Former US national security adviser Henry Kissinger has warned that strains between Washington and Beijing pose “the biggest problem” for the world, and a failure to improve them risks a “cold war” between the world’s two largest economies.
“It’s the biggest problem for America; it’s the biggest problem for the world. Because if we can’t solve that, then the risk is that all over the world a kind of cold war will develop between China and the United States,” Kissinger told the McCain Institute’s Sedona Forum on global issues.
The 97-year-old veteran diplomat warned rather ominously that while nuclear weapons were already large enough to damage the entire globe during the Cold War, advances in nuclear technology and artificial intelligence - where China and the United States are both leaders - have multiplied the doomsday threat.
"For the first time in human history, humanity has the capacity to extinguish itself in a finite period of time," Kissinger said.
"We have developed the technology of a power that is beyond what anybody imagined even 70 years ago."
"And now, to the nuclear issue is added the high tech issue, which in the field of artificial intelligence, in its essence is based on the fact that man becomes a partner of machines and that machines can develop their own judgement," he said.
"So in a military conflict between high-tech powers, it's of colossal significance."
The Cold War between the United States and the Soviet Union during the decades after World War II was more one-dimensional, focused on nuclear weapons competition, said Kissinger, one of the leading strategic thinkers of the past six decades.
"The Soviet Union had no economic capacity.
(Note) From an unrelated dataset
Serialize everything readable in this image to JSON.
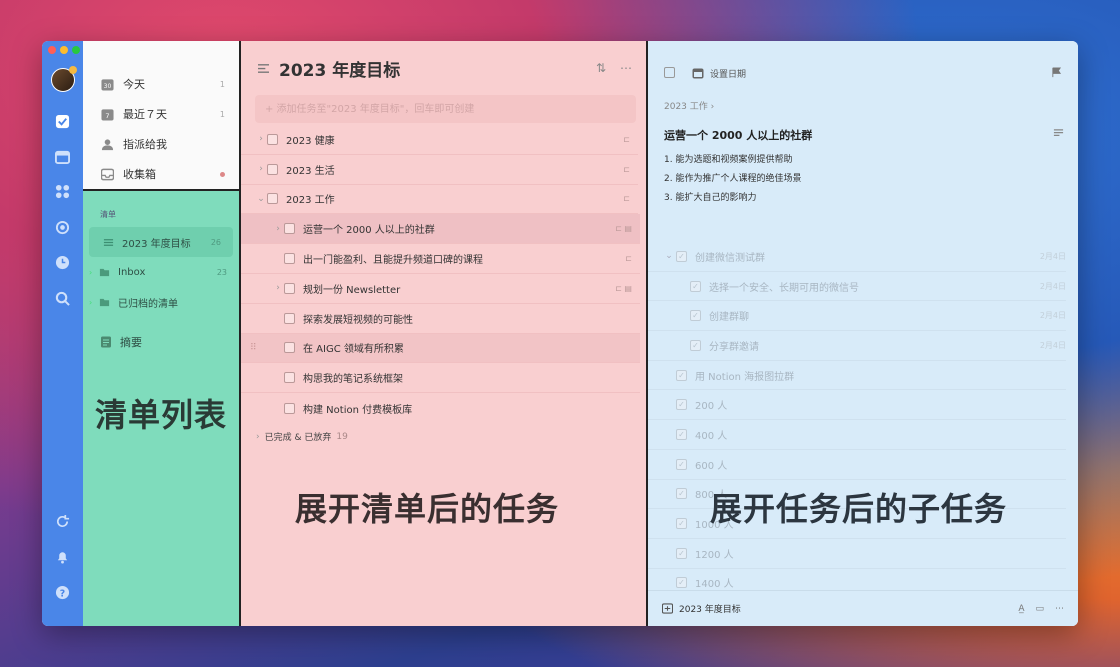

They had military technological capacity," he said.
"(They) didn't have developmental technological capacity as China does. China is a huge economic power in addition to being a significant military power."
Kissinger said US policy toward China must take a two-pronged approach: standing firm on US principles to demand China's respect, while maintaining a constant dialogue and finding areas of cooperation.
"I'm not saying that diplomacy will always lead to beneficial results," he said.
"This is the complex task we have... Nobody has succeeded in doing it completely," he said.
Watch the full interview below:
Tue, 05/04/2021 - 04:15